Afterwards, the layminister jumped from behind his little pulpit for a little Q&A. He told us how the original bishop of St. John’s (who we were told was lying “in state” basically right next to us, which was a little weird) led a congregation out the doors one day and over to another church in Manhattan where a minister was chaining the doors to keep blacks out. As the story goes, the bishop of St. John’s and his congregation cut the chains on the doors of this other church, and drug the minister out into the street where he was fired on the spot.

I might go to church more if there was more of the dragging and the firing.

Churches and groceries

It was pointed out to me after a near-foray into Fairway, that I mostly like to go to churches and grocery stores in NYC. Earlier we did a tour of duty through Whole Foods at Columbus Circle, which was total madness. Imagine some form of food heaven, some sort of by-the-pound food mecca. Salads, meats, sweets, whatever. And literally tons of it. All for basically $6.99 a pound.

We wound around through possibly over a million people, oohing and ahhing after the fourteen different lettuces, the build-it-yourself tofu bar, the 12 stations of the Holy Watercress. (You see where we’re going with this, dontcha?) However, upon realizing that approximately half of the million or so people witnessing were actually in line, that we hit the up escalator and returned to the street.

Meandering along Broadway, Balducci’s was a different story, though. More great finger food, w/o the tide of humanity. And that serves well the Constant and Vital Search for Snacks that is my calling while in NYC, that NYC can so well afford, if not always my actual wallet. Still Balducci’s arranged for me this delight: one giant pan-seared scallop and a slab of sesame-something tofu.I had a minor pang asking for such slim treats to be served up pronto. With just a momentary lapse in eye-to-stomach ratio understanding, one could easily empty the bank. My requirements were that no fork be required, but I did feel a little bad disposing of the designer handle-bag, the custom air-tight container, the fork, the cloth napkin… Okay, so there wasn’t really a cloth napkin.

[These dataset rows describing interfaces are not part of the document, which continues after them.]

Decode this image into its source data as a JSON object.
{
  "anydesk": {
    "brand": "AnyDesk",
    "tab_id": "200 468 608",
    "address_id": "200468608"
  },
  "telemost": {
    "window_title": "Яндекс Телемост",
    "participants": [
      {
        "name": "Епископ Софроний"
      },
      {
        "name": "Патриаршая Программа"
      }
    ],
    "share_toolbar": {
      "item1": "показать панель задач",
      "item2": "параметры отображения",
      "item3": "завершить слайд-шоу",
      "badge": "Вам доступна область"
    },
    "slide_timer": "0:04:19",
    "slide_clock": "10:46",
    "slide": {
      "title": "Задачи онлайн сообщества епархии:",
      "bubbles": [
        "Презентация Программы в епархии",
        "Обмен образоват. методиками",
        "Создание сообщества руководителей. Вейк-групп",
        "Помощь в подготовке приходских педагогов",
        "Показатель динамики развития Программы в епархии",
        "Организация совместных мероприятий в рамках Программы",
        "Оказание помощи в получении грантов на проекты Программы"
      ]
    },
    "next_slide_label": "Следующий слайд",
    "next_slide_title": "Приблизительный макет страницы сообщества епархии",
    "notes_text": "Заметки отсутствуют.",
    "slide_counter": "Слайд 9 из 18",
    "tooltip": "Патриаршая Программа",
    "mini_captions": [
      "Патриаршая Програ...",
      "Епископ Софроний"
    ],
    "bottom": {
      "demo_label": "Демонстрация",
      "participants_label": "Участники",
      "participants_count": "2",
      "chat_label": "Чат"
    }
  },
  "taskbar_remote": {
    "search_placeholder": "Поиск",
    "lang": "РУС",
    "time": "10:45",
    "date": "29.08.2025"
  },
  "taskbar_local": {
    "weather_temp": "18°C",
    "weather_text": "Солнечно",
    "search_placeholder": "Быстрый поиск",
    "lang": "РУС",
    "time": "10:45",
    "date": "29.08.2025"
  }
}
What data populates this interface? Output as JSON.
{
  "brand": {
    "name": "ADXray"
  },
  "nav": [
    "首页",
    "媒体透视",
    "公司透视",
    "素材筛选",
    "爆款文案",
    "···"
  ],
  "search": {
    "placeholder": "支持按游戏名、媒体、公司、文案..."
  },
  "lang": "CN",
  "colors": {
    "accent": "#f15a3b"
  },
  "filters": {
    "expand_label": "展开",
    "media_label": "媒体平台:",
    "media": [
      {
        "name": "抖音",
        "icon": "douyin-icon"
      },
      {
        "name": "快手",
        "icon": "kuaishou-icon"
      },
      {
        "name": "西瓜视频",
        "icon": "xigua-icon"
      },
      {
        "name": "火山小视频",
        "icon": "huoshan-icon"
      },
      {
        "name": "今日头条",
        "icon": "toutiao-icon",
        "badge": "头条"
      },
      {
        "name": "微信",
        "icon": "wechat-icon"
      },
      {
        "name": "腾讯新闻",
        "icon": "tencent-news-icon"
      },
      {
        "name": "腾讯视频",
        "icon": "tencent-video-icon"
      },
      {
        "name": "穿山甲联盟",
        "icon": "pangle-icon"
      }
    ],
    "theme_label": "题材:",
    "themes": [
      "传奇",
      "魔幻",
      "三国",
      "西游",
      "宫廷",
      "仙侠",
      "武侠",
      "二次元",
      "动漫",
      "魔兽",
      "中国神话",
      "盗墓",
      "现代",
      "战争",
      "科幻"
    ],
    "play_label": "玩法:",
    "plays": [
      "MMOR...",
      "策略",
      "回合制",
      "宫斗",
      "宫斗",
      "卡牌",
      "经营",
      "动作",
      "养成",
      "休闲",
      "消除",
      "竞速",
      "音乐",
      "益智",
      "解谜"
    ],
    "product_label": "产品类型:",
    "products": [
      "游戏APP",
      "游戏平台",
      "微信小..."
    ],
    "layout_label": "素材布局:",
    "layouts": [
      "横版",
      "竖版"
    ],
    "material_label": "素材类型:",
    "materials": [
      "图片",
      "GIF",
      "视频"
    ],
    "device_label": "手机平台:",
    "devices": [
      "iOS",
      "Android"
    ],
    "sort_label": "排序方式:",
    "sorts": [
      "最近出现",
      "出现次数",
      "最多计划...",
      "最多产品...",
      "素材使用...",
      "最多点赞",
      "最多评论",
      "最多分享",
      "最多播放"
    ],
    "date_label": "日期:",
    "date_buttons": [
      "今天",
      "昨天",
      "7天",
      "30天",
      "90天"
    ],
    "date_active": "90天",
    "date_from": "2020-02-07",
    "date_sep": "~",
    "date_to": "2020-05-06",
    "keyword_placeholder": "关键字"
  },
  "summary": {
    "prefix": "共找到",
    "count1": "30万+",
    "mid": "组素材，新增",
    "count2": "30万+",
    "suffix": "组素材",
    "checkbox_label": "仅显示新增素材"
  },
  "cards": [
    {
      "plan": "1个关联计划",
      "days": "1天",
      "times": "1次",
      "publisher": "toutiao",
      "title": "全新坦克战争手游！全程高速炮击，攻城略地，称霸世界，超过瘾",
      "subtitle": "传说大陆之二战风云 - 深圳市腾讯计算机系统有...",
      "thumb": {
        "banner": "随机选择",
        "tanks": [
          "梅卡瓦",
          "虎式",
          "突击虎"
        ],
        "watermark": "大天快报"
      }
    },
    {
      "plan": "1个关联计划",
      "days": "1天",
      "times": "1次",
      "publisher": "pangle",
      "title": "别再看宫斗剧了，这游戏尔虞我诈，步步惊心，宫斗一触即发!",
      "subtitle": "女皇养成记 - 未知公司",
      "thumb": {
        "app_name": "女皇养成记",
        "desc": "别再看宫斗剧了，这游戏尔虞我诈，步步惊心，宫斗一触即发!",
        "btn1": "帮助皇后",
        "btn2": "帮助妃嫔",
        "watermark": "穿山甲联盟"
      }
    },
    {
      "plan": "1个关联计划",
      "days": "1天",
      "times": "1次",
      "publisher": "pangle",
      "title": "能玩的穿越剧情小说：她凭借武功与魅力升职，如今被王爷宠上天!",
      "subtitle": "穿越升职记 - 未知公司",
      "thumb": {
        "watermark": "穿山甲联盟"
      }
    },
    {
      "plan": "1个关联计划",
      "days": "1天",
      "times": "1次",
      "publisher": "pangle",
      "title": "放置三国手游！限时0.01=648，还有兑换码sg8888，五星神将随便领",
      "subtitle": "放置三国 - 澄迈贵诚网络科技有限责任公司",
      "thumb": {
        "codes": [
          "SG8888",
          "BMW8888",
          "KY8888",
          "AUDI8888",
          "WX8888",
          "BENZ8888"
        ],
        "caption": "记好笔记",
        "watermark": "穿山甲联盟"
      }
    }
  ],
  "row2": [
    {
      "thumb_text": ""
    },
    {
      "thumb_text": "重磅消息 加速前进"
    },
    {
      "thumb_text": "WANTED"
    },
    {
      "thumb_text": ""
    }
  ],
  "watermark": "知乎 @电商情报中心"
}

Groceries are my churches, probably. But churches are my churches, too. Once my friend Jeff, a similiarly minded, uh, secular spiritualist, confessed to his family church’s pastor that he liked coming into their church because it was a peaceful and serene place. And the pastor replied “That’s what we call the Holy Spirit,” which from a certain perspective is kind of dismaying answer that entirely missed the point of my friend’s appreciation of the space.

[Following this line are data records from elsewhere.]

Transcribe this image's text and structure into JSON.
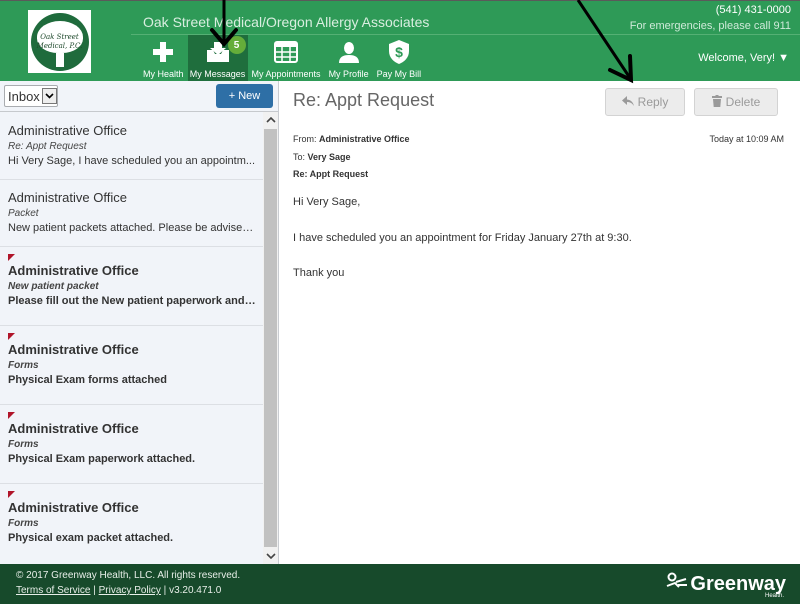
{
  "header": {
    "logo_text_line1": "Oak Street",
    "logo_text_line2": "Medical, P.C.",
    "site_title": "Oak Street Medical/Oregon Allergy Associates",
    "phone": "(541) 431-0000",
    "emergency": "For emergencies, please call 911",
    "welcome": "Welcome, Very! ▼",
    "nav": [
      {
        "label": "My Health",
        "icon": "plus-icon"
      },
      {
        "label": "My Messages",
        "icon": "inbox-icon",
        "badge": "5",
        "active": true
      },
      {
        "label": "My Appointments",
        "icon": "calendar-grid-icon"
      },
      {
        "label": "My Profile",
        "icon": "person-icon"
      },
      {
        "label": "Pay My Bill",
        "icon": "dollar-shield-icon"
      }
    ]
  },
  "inbox": {
    "folder": "Inbox",
    "new_label": "+ New",
    "messages": [
      {
        "from": "Administrative Office",
        "subject": "Re: Appt Request",
        "preview": "Hi Very Sage, I have scheduled you an appointm...",
        "unread": false
      },
      {
        "from": "Administrative Office",
        "subject": "Packet",
        "preview": "New patient packets attached. Please be advised t...",
        "unread": false
      },
      {
        "from": "Administrative Office",
        "subject": "New patient packet",
        "preview": "Please fill out the New patient paperwork and bri...",
        "unread": true
      },
      {
        "from": "Administrative Office",
        "subject": "Forms",
        "preview": "Physical Exam forms attached",
        "unread": true
      },
      {
        "from": "Administrative Office",
        "subject": "Forms",
        "preview": "Physical Exam paperwork attached.",
        "unread": true
      },
      {
        "from": "Administrative Office",
        "subject": "Forms",
        "preview": "Physical exam packet attached.",
        "unread": true
      }
    ]
  },
  "message": {
    "subject": "Re: Appt Request",
    "reply_label": "Reply",
    "delete_label": "Delete",
    "from_label": "From:",
    "from": "Administrative Office",
    "to_label": "To:",
    "to": "Very Sage",
    "re": "Re: Appt Request",
    "date": "Today at 10:09 AM",
    "body": [
      "Hi Very Sage,",
      "I have scheduled you an appointment for Friday January 27th at 9:30.",
      "Thank you"
    ]
  },
  "footer": {
    "copyright": "© 2017 Greenway Health, LLC. All rights reserved.",
    "terms": "Terms of Service",
    "privacy": "Privacy Policy",
    "version": "v3.20.471.0",
    "brand": "Greenway",
    "brand_sub": "Health."
  },
  "colors": {
    "header_green": "#2e9a57",
    "active_nav": "#1f6e3d",
    "footer_green": "#174a2b",
    "new_button": "#2e6fa6",
    "unread_flag": "#b0152a"
  }
}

And I feel the same way. Churches are great—but mostly when they’re empty.